Country: United States
Although wine is made in all 50 states, it is understandable, with almost 90% of the country's production, that California is synonymous with domestic wine. As of 2010 harvest, reports indicate that Washington, New York & Oregon account for additional 6% of production, meanwhile Virginia, Missouri and Texas's wine industries are growing to a point beyond that of just a tourist attraction.
California is one of the most diverse wine producing regions of the world. Although it has a history spanning over 200 years, it has experienced most of its growth in the last fifty years. The regions of Napa Valley and Sonoma County have become as renowned as France’s Bordeaux and Burgundy.
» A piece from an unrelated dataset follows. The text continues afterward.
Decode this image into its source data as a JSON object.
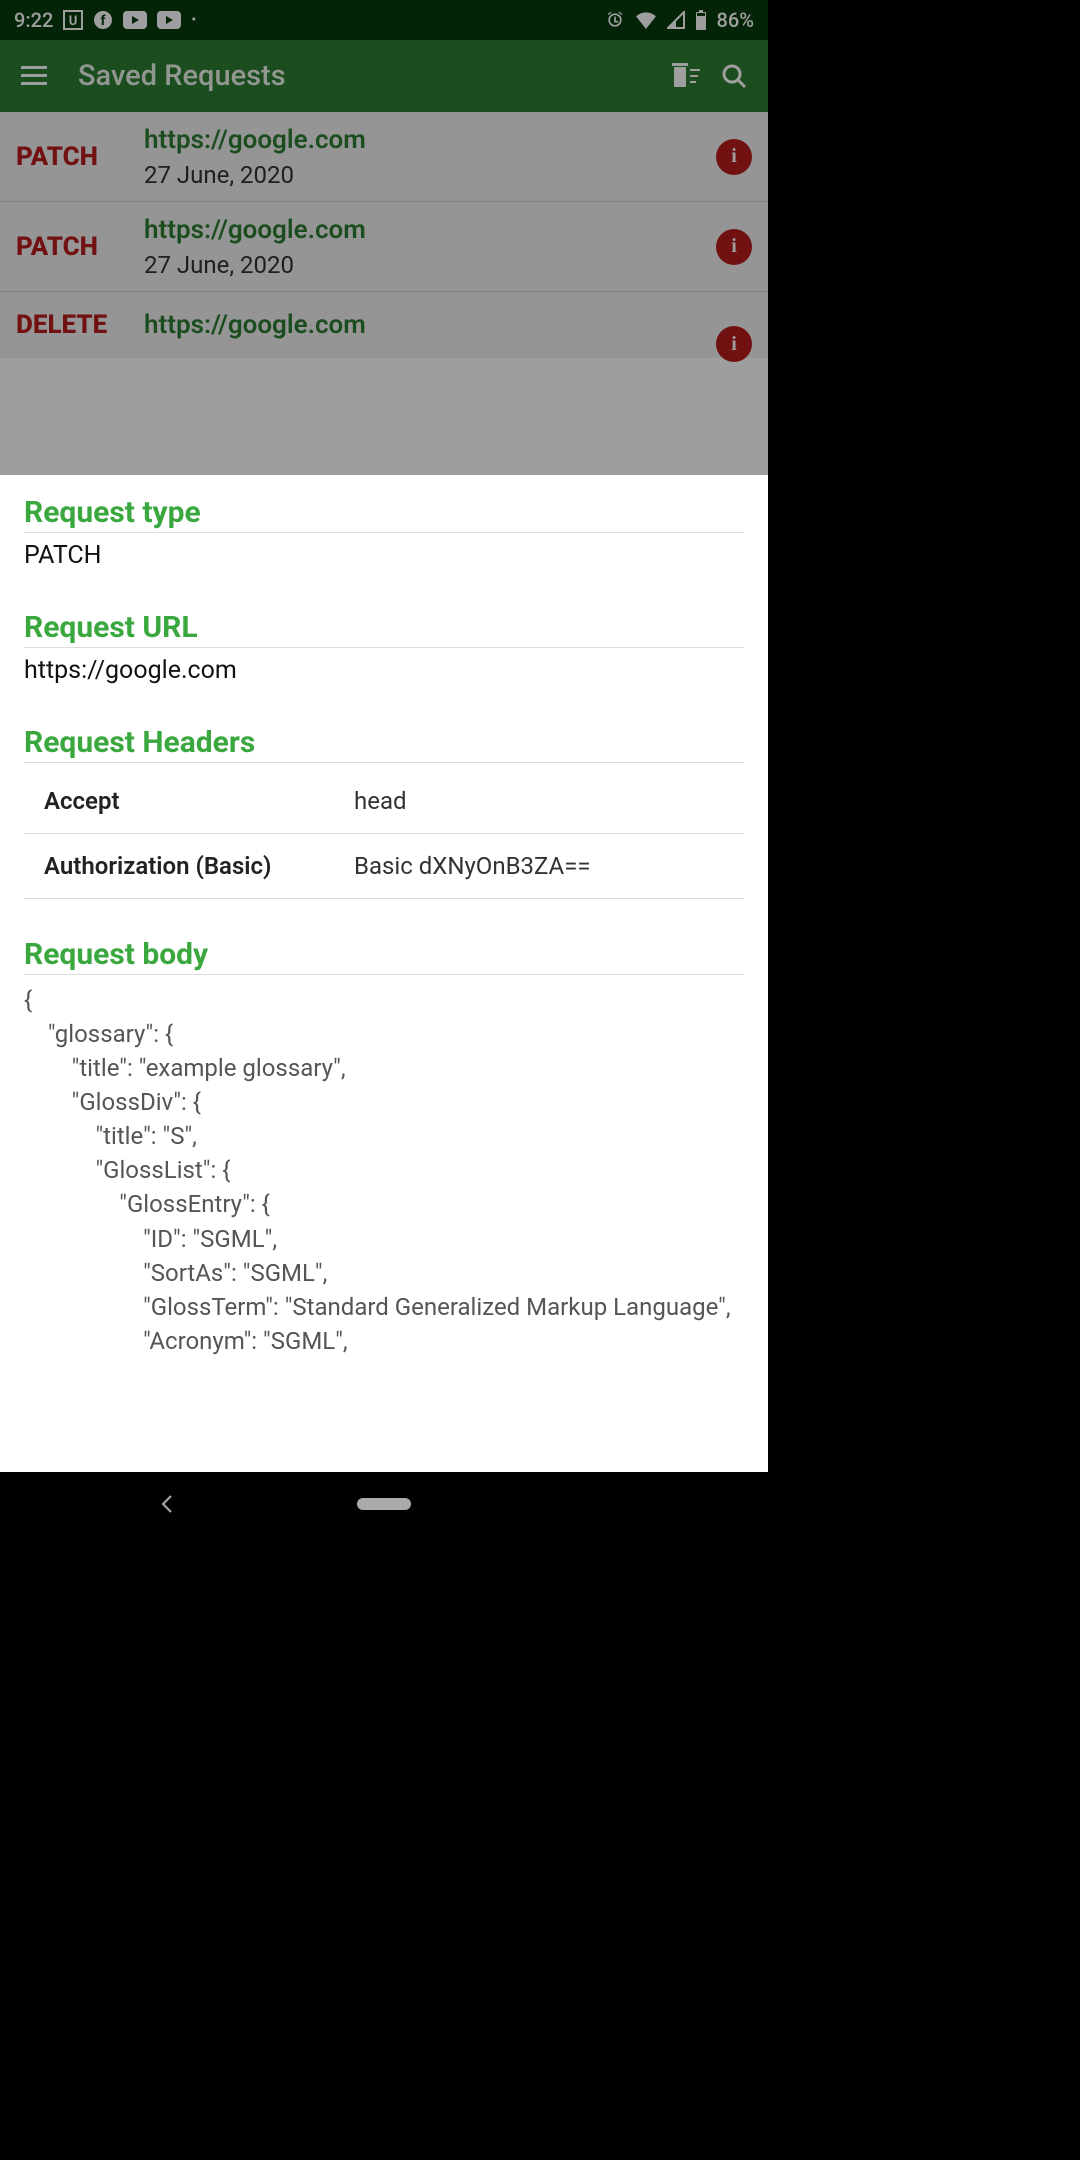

While Cabernet Sauvignon, Pinot Noir, and Chardonnay are by far the most popular fine wine varieties, producers in the Golden State have also experimented with an unparalleled array of diverse varieties, including Zinfandel, Syrah, Nebbiolo, Sangiovese, and Tempranillo.
Sub-Region: Sonoma County
With a wide range of climate and soils reflected in its 13 AVAs (as of 2012), Sonoma County could almost be considered a whole wine country within itself. It is one of the largest wine regions and significantly overshadows Napa in terms of quantity produced. The main AVAs include: Alexander Valley and Dry Creek, known for good Sauvignon Blanc and Zinfandel; Knights Valley and Sonoma Mountain, for its Cabernet Sauvignon; and Russian River Valley, Sonoma Coast, Sonoma Mountain, for their Chardonnay and Pinot Noir.
White wine is a wine whose color can be pale-yellow, yellow-green, and yellow-gold colored. The wine is produced from a variety of grape varieties. The flavor and color comes from the juice of the grape and sometimes the skin of the grape as well. Interestingly, not all white wine comes from white grapes. Some select red grapes are used as in Champagne.